Did it look ok by visual inspection? Often PCB circuitry problems show up as brown areas (indicating overheating) or small cracks in the pcb metal traces, often in the brown areas . The latter often require a magnifying glass to see. Its possible though a single part could fail with no visible signs apparent.

Years ago we had a local car talk radio program hosted by Paul Brandt. One program he had taken his car to the local precision tune who was a sponsor. The owner had opened up the ecm and replaced a faulty component. Don’t remember if it was a transistor or what but was fixed for a few dollars. If you can get this stuff open,have the knowledge to test, and can get the part, no need to cost a lot.

High tech electronics technicians do this every day, just part of the job. They hardly ever replace the entire pcb, only the part that failed. Doing this job quickly typically requires training what to look for & probing the circuit w/an o’scope, not skills the typical car-repair diy’er has. But sometimes a diy’er can get lucky just by doing a visual.

You would have to cut away the “potting” to get a good look

The place I dealt with said they would absolutely refuse to work on an modules that have already been “messed with” . . . something to consider


I would agree with that. This is truly better left to folks that “mess with” this stuff every day.


Yes, the unit was sealed with some kind of rubber or something and there was no obvious sign of failure of the unit.

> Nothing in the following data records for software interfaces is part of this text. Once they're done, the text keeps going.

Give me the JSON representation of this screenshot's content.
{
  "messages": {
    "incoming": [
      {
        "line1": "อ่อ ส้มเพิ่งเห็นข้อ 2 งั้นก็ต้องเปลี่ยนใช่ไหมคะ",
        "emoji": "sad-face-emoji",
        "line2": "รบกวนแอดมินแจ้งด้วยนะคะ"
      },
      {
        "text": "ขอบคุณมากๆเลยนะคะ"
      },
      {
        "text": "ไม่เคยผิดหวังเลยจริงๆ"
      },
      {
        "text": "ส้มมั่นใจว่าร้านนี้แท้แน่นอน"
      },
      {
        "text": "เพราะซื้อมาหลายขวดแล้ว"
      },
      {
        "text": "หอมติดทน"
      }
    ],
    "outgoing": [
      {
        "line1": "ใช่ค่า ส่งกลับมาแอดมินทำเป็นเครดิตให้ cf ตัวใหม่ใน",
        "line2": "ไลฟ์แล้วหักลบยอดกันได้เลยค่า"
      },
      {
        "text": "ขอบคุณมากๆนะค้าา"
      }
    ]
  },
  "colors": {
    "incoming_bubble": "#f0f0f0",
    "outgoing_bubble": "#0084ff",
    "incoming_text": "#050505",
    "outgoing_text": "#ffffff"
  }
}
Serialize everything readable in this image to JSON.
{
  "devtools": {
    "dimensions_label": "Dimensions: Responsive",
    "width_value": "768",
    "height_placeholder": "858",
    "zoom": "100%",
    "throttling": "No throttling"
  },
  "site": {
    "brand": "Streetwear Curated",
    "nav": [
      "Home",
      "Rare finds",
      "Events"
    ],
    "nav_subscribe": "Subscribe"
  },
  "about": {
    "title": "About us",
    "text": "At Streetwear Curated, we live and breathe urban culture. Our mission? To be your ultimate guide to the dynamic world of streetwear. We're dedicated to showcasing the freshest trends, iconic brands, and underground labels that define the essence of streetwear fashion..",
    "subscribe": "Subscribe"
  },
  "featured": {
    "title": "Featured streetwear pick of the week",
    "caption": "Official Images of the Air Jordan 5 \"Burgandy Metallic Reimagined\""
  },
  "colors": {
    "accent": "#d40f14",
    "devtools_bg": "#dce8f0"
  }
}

Please let us know when the repaired tcm is installed and your car’s fixed